(Data items)

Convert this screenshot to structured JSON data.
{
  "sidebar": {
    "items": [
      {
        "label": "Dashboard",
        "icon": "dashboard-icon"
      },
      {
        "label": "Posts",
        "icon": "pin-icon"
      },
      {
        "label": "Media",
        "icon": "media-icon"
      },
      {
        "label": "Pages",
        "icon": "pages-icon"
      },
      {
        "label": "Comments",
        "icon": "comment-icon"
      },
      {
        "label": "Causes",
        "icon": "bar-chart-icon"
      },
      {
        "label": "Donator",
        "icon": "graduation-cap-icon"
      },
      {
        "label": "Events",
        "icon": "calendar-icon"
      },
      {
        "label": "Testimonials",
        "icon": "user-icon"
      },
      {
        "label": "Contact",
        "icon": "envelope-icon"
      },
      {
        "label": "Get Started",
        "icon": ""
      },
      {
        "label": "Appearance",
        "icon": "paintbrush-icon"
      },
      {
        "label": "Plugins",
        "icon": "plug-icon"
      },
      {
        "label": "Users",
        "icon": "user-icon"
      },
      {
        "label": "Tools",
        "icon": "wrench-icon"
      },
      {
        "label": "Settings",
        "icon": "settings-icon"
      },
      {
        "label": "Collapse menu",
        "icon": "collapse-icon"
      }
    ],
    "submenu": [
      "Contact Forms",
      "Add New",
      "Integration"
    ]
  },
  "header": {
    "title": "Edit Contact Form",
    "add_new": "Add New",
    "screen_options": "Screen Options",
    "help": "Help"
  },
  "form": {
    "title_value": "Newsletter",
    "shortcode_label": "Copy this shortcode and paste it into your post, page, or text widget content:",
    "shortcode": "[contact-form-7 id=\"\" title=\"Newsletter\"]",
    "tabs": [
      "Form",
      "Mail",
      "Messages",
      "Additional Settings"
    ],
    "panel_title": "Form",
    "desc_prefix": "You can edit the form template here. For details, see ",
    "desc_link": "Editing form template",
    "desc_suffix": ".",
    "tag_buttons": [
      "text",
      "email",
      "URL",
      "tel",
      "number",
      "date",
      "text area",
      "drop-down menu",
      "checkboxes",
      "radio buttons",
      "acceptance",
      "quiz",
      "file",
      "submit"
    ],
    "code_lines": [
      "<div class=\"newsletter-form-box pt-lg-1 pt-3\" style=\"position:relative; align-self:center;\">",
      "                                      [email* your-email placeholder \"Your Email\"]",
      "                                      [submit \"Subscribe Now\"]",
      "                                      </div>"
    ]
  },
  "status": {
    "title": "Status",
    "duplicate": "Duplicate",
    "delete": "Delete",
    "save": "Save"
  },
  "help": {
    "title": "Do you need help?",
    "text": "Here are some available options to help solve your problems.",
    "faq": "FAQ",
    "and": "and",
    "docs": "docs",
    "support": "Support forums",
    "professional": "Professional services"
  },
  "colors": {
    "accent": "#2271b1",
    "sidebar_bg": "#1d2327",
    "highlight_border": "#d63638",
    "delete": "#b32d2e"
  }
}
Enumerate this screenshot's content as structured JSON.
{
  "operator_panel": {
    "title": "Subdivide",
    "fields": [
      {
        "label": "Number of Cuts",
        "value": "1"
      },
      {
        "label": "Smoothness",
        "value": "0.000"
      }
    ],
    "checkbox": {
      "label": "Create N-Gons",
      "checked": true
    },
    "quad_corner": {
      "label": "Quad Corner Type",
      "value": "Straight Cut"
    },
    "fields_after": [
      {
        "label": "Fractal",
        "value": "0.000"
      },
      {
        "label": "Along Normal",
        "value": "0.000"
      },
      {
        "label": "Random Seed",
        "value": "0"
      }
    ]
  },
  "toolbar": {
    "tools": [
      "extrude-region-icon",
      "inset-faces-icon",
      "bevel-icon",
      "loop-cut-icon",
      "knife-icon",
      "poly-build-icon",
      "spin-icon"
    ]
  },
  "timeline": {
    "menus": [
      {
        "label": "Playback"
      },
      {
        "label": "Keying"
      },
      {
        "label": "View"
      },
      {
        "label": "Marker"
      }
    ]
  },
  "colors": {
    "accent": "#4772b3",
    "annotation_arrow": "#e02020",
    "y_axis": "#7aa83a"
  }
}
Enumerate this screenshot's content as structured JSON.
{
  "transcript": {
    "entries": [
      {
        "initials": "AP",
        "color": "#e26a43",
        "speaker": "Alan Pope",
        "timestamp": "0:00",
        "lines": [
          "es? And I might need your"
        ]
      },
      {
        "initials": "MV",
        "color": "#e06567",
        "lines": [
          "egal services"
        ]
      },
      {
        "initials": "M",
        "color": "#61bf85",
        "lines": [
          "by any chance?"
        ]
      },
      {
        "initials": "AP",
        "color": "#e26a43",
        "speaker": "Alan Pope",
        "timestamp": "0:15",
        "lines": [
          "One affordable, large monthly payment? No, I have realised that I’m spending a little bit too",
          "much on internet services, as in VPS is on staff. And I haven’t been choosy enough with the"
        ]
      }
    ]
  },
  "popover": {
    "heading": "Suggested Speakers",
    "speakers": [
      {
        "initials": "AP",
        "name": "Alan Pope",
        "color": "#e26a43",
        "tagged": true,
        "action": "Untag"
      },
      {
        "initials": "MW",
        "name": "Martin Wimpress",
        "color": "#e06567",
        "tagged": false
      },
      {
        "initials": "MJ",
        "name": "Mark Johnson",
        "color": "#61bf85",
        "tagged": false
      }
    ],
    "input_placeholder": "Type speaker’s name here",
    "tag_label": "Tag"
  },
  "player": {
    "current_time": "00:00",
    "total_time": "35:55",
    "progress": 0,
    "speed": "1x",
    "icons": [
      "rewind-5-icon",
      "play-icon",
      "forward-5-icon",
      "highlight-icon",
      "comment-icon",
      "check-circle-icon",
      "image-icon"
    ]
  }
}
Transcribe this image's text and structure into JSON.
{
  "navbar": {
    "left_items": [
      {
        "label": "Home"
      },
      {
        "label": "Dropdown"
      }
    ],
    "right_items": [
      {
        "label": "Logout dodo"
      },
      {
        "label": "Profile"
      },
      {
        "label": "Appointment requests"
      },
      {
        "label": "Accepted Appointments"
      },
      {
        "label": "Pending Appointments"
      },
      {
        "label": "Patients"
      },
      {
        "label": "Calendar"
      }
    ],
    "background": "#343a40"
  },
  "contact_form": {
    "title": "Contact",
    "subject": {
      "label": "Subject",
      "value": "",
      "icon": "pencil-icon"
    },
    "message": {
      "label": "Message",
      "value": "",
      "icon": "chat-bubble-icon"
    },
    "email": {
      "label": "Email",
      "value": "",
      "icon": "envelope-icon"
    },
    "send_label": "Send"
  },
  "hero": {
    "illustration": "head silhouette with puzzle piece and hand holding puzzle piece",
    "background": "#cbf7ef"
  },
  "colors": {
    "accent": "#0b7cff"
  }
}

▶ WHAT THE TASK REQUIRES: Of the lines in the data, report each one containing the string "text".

▶ FINISHED EXERCISE:
    "shortcode_label": "Copy this shortcode and paste it into your post, page, or text widget content:",
      "text",
      "text area",
    "text": "Here are some available options to help solve your problems.",
Transcribe this image's text and structure into JSON.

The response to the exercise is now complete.